*Work item*
Repeat the full listing exactly.

*Data records*
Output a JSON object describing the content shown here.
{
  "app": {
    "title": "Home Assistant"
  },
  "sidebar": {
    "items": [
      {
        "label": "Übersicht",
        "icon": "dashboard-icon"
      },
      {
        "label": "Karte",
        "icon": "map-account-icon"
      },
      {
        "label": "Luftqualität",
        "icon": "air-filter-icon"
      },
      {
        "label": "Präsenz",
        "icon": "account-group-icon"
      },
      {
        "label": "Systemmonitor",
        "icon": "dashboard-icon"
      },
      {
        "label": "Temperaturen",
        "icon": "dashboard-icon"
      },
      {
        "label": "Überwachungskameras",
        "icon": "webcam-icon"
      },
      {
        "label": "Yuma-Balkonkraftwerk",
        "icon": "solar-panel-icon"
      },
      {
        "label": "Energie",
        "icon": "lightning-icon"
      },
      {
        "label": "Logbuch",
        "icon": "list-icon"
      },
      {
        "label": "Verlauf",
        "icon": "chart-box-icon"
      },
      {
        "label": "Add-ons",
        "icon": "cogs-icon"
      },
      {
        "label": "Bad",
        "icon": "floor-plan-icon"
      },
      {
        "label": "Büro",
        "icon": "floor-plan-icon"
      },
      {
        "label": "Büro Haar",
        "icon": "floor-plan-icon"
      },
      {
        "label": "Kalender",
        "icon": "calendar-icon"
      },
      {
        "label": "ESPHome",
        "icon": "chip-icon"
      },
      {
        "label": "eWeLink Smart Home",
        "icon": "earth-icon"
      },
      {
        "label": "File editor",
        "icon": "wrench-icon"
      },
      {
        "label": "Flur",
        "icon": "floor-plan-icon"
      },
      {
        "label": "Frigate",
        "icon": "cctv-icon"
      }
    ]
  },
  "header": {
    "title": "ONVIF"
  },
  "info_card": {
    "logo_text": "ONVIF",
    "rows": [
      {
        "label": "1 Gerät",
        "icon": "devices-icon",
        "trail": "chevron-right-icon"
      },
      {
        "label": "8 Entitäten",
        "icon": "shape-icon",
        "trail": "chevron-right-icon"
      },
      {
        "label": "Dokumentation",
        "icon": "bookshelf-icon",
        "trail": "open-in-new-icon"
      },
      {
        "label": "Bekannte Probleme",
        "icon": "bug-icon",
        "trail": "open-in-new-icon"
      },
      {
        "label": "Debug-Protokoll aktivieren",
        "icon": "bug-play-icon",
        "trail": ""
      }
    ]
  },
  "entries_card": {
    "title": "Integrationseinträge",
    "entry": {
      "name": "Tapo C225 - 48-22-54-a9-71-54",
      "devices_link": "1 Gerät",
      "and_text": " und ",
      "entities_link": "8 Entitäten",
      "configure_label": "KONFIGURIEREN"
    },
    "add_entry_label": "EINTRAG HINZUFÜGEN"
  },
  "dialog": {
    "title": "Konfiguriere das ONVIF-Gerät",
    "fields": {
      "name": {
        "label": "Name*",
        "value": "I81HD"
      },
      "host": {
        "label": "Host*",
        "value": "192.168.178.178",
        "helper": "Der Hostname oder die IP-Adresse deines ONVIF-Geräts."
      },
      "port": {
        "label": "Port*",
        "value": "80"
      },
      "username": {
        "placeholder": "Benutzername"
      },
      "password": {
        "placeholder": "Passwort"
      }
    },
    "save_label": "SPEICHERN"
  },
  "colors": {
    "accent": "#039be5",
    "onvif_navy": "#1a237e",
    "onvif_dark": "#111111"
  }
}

*Solution to this exercise*
Output a JSON object describing the content shown here.
{
  "app": {
    "title": "Home Assistant"
  },
  "sidebar": {
    "items": [
      {
        "label": "Übersicht",
        "icon": "dashboard-icon"
      },
      {
        "label": "Karte",
        "icon": "map-account-icon"
      },
      {
        "label": "Luftqualität",
        "icon": "air-filter-icon"
      },
      {
        "label": "Präsenz",
        "icon": "account-group-icon"
      },
      {
        "label": "Systemmonitor",
        "icon": "dashboard-icon"
      },
      {
        "label": "Temperaturen",
        "icon": "dashboard-icon"
      },
      {
        "label": "Überwachungskameras",
        "icon": "webcam-icon"
      },
      {
        "label": "Yuma-Balkonkraftwerk",
        "icon": "solar-panel-icon"
      },
      {
        "label": "Energie",
        "icon": "lightning-icon"
      },
      {
        "label": "Logbuch",
        "icon": "list-icon"
      },
      {
        "label": "Verlauf",
        "icon": "chart-box-icon"
      },
      {
        "label": "Add-ons",
        "icon": "cogs-icon"
      },
      {
        "label": "Bad",
        "icon": "floor-plan-icon"
      },
      {
        "label": "Büro",
        "icon": "floor-plan-icon"
      },
      {
        "label": "Büro Haar",
        "icon": "floor-plan-icon"
      },
      {
        "label": "Kalender",
        "icon": "calendar-icon"
      },
      {
        "label": "ESPHome",
        "icon": "chip-icon"
      },
      {
        "label": "eWeLink Smart Home",
        "icon": "earth-icon"
      },
      {
        "label": "File editor",
        "icon": "wrench-icon"
      },
      {
        "label": "Flur",
        "icon": "floor-plan-icon"
      },
      {
        "label": "Frigate",
        "icon": "cctv-icon"
      }
    ]
  },
  "header": {
    "title": "ONVIF"
  },
  "info_card": {
    "logo_text": "ONVIF",
    "rows": [
      {
        "label": "1 Gerät",
        "icon": "devices-icon",
        "trail": "chevron-right-icon"
      },
      {
        "label": "8 Entitäten",
        "icon": "shape-icon",
        "trail": "chevron-right-icon"
      },
      {
        "label": "Dokumentation",
        "icon": "bookshelf-icon",
        "trail": "open-in-new-icon"
      },
      {
        "label": "Bekannte Probleme",
        "icon": "bug-icon",
        "trail": "open-in-new-icon"
      },
      {
        "label": "Debug-Protokoll aktivieren",
        "icon": "bug-play-icon",
        "trail": ""
      }
    ]
  },
  "entries_card": {
    "title": "Integrationseinträge",
    "entry": {
      "name": "Tapo C225 - 48-22-54-a9-71-54",
      "devices_link": "1 Gerät",
      "and_text": " und ",
      "entities_link": "8 Entitäten",
      "configure_label": "KONFIGURIEREN"
    },
    "add_entry_label": "EINTRAG HINZUFÜGEN"
  },
  "dialog": {
    "title": "Konfiguriere das ONVIF-Gerät",
    "fields": {
      "name": {
        "label": "Name*",
        "value": "I81HD"
      },
      "host": {
        "label": "Host*",
        "value": "192.168.178.178",
        "helper": "Der Hostname oder die IP-Adresse deines ONVIF-Geräts."
      },
      "port": {
        "label": "Port*",
        "value": "80"
      },
      "username": {
        "placeholder": "Benutzername"
      },
      "password": {
        "placeholder": "Passwort"
      }
    },
    "save_label": "SPEICHERN"
  },
  "colors": {
    "accent": "#039be5",
    "onvif_navy": "#1a237e",
    "onvif_dark": "#111111"
  }
}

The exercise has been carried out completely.